ASSIGNMENT.
Restate the data below word for word, and let no image into your version.

(Beginning of DATA TO PROCESS)

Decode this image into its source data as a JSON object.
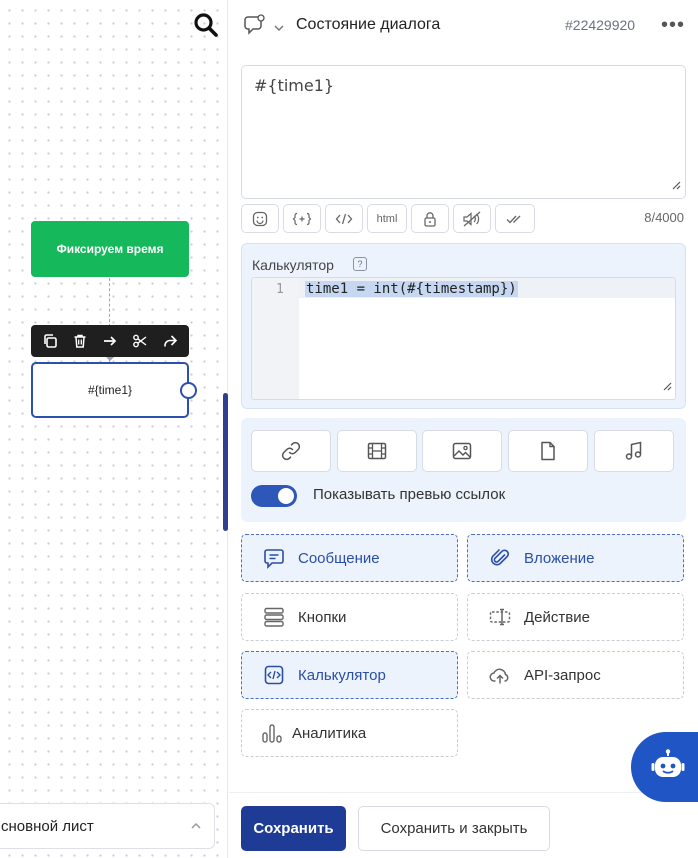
{
  "canvas": {
    "nodes": [
      {
        "label": "Фиксируем время",
        "color": "#16b85c"
      },
      {
        "label": "#{time1}"
      }
    ],
    "sheet_select": {
      "value": "сновной лист"
    }
  },
  "panel": {
    "header": {
      "title": "Состояние диалога",
      "id": "#22429920"
    },
    "message": {
      "text": "#{time1}",
      "char_count": "8/4000"
    },
    "format_toolbar": {
      "html_label": "html"
    },
    "calculator": {
      "label": "Калькулятор",
      "help": "?",
      "line_number": "1",
      "code": "time1 = int(#{timestamp})"
    },
    "attachments": {
      "preview_label": "Показывать превью ссылок",
      "preview_enabled": true
    },
    "blocks": [
      {
        "label": "Сообщение",
        "icon": "message-icon",
        "active": true
      },
      {
        "label": "Вложение",
        "icon": "paperclip-icon",
        "active": true
      },
      {
        "label": "Кнопки",
        "icon": "buttons-icon",
        "active": false
      },
      {
        "label": "Действие",
        "icon": "action-icon",
        "active": false
      },
      {
        "label": "Калькулятор",
        "icon": "code-icon",
        "active": true
      },
      {
        "label": "API-запрос",
        "icon": "cloud-upload-icon",
        "active": false
      },
      {
        "label": "Аналитика",
        "icon": "analytics-icon",
        "active": false
      }
    ],
    "footer": {
      "save": "Сохранить",
      "save_close": "Сохранить и закрыть"
    }
  },
  "colors": {
    "accent": "#1e3c96",
    "node_green": "#16b85c",
    "active_bg": "#edf3fc"
  }
}
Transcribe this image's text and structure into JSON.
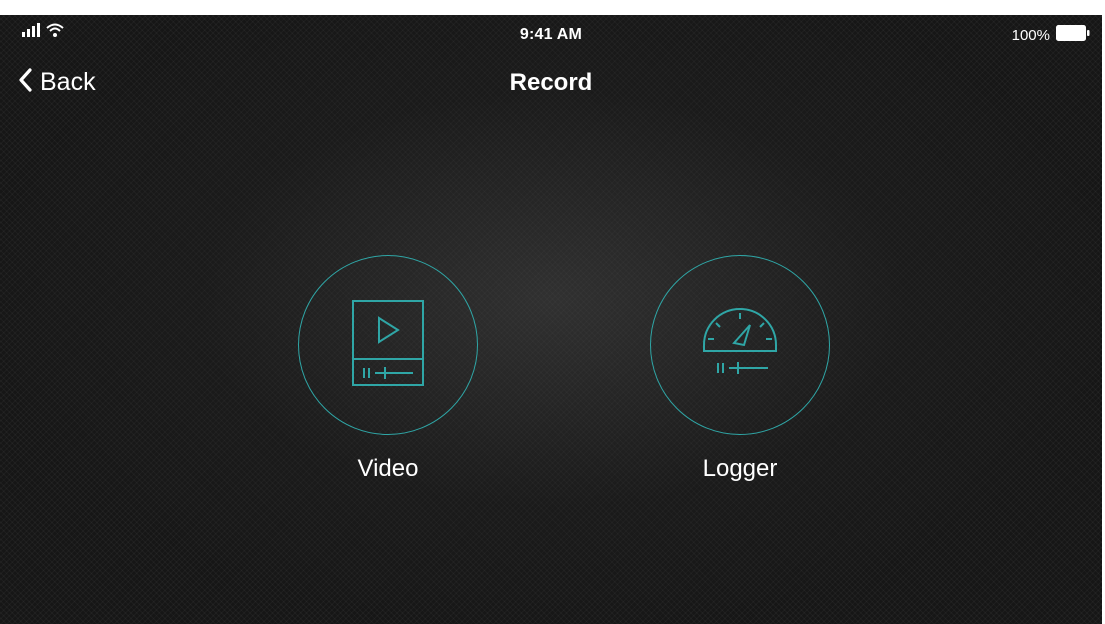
{
  "status_bar": {
    "time": "9:41 AM",
    "battery_percent": "100%",
    "signal_icon": "cellular-signal-icon",
    "wifi_icon": "wifi-icon",
    "battery_icon": "battery-icon"
  },
  "nav": {
    "back_label": "Back",
    "back_icon": "chevron-left-icon",
    "title": "Record"
  },
  "options": [
    {
      "label": "Video",
      "icon": "video-player-icon"
    },
    {
      "label": "Logger",
      "icon": "speedometer-icon"
    }
  ],
  "colors": {
    "accent": "#2fa6a6",
    "text": "#ffffff",
    "background": "#161616"
  }
}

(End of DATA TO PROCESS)

ANSWER FOR THE TASK.
Decode this image into its source data as a JSON object.
{
  "canvas": {
    "nodes": [
      {
        "label": "Фиксируем время",
        "color": "#16b85c"
      },
      {
        "label": "#{time1}"
      }
    ],
    "sheet_select": {
      "value": "сновной лист"
    }
  },
  "panel": {
    "header": {
      "title": "Состояние диалога",
      "id": "#22429920"
    },
    "message": {
      "text": "#{time1}",
      "char_count": "8/4000"
    },
    "format_toolbar": {
      "html_label": "html"
    },
    "calculator": {
      "label": "Калькулятор",
      "help": "?",
      "line_number": "1",
      "code": "time1 = int(#{timestamp})"
    },
    "attachments": {
      "preview_label": "Показывать превью ссылок",
      "preview_enabled": true
    },
    "blocks": [
      {
        "label": "Сообщение",
        "icon": "message-icon",
        "active": true
      },
      {
        "label": "Вложение",
        "icon": "paperclip-icon",
        "active": true
      },
      {
        "label": "Кнопки",
        "icon": "buttons-icon",
        "active": false
      },
      {
        "label": "Действие",
        "icon": "action-icon",
        "active": false
      },
      {
        "label": "Калькулятор",
        "icon": "code-icon",
        "active": true
      },
      {
        "label": "API-запрос",
        "icon": "cloud-upload-icon",
        "active": false
      },
      {
        "label": "Аналитика",
        "icon": "analytics-icon",
        "active": false
      }
    ],
    "footer": {
      "save": "Сохранить",
      "save_close": "Сохранить и закрыть"
    }
  },
  "colors": {
    "accent": "#1e3c96",
    "node_green": "#16b85c",
    "active_bg": "#edf3fc"
  }
}
Transcribe this image's text and structure into JSON.
{
  "status_bar": {
    "time": "9:41 AM",
    "battery_percent": "100%",
    "signal_icon": "cellular-signal-icon",
    "wifi_icon": "wifi-icon",
    "battery_icon": "battery-icon"
  },
  "nav": {
    "back_label": "Back",
    "back_icon": "chevron-left-icon",
    "title": "Record"
  },
  "options": [
    {
      "label": "Video",
      "icon": "video-player-icon"
    },
    {
      "label": "Logger",
      "icon": "speedometer-icon"
    }
  ],
  "colors": {
    "accent": "#2fa6a6",
    "text": "#ffffff",
    "background": "#161616"
  }
}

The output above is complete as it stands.